Amazingly, the Burnham project is so big that first occupancy won’t be until at least 2013, meaning 11 years from when Akridge first bid. The company first placed its application for air rights in 2002, paid $10 million for them last week, and now faces three years of an “entitlement and design phase,” where stakeholders are consulted and regulatory permissions granted.

Then, in an extraordinary feat of engineering, Akridge will start on the next three-year phase: constructing a concrete platform 20 feet above the railroad tracks, drilling columns into the ground next to all the trains and passenger walkways below. South of H Street, caissons will be drilled into the earth supporting structural concrete columns above every 20 to 35 feet. But north of H Street, because of dense converging tracks, columns may be as far as 100 feet apart, resembling bridge spans. Only when that phase is complete will any facilities actually rise, the first of which will take at least three years. Other phases will take longer.

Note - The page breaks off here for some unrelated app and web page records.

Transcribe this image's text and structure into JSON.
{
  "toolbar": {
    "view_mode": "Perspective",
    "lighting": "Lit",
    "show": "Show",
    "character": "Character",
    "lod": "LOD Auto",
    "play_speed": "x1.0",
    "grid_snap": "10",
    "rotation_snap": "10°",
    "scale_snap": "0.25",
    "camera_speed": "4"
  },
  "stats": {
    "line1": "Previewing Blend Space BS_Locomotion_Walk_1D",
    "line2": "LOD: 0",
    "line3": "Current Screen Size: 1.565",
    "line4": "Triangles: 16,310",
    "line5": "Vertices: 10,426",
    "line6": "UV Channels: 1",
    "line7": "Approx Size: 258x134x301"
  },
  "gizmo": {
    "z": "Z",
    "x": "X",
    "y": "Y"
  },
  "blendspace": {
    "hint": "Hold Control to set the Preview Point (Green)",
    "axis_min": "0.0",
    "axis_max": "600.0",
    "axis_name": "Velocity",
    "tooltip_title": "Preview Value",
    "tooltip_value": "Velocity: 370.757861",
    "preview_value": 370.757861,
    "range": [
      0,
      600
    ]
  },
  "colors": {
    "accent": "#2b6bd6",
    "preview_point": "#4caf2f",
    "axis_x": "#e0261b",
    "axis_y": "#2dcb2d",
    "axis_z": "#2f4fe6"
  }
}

This isn’t the first time that feat has been accomplished–it’s been done in other cities including New York, Philadelphia, Chicago, and Boston. Indeed, architect Frank Gehry is currently building such a platform at Atlantic Yards in Brooklyn. “This will work,” says Klein. “Obviously we’ll be dealing with things unique to Washington, such as height limitations not present in other cities.” Because the office buildings can't be higher than 130 feet from the ground, costs can't be distributed over as many square feet as, say, an 80-story building in Chicago. Another unique challenge: The Commission on Fine Arts takes an active role scrutinizing visuals.

The job is estimated to have a value over $1 billion. Akridge has already lined up major out-of-town equity investors, whom it declines to disclose. And it’s not going to be modest in its ambitions. Burnham Place is named after the designer of Union Station (celebrating its birthday later this month), and Akridge ads proudly quote Daniel Burnham’s guiding philosophy: “Make no little plans; they have no magic to stir men’s blood.”

So, first chore for Akridge: It’s time to find an architect to design it, Klein told us. “We hope to have an architect on board within the next three to four months.” They will be looking for a world-renowned architect, because of the historical significance of Union Station, its central location, and the engineering challenges. Already Akridge has some design ideas, such as an atrium, as at South Street Station in Boston, where you'll be able to sit in a café atmosphere waiting for your train. They are also hoping to have retail lining H Street on both sides of the bridge.

“We’ll open this up to a discussion with a list of noteworthy architects,” Klein says. “What we’ll do is have a design competition—well not really a competition, but a series of interviews with very capable architects appropriate for this kind of project. We’ll narrow it down to a short list and pick the team best able to design this landmark project.”

With Chip Akridge’s background in nature conservation, might they be looking for some green elements in the design? “We’re looking at green building elements in everything that we do if it makes sense for the project,” says Klein.

Now that Akridge purchased the space for $10 million from the federal government, it’s moving full-steam ahead to collect input from various stakeholders including: the Office of Planning, the Zoning Commission, the Commission on Fine Arts, the Historic Preservation Review Board, the National Capital Planning Commission, the Architect of the Capitol, and the Area Neighborhood Advisory Commission.

Once completed, Klein envisions that Burnham Place will help connect one part of Washington to the other. “This project fills a hole that divides Northeast and Northwest Washington, he says. “It’s an economic hole, a liability that will turn into an asset.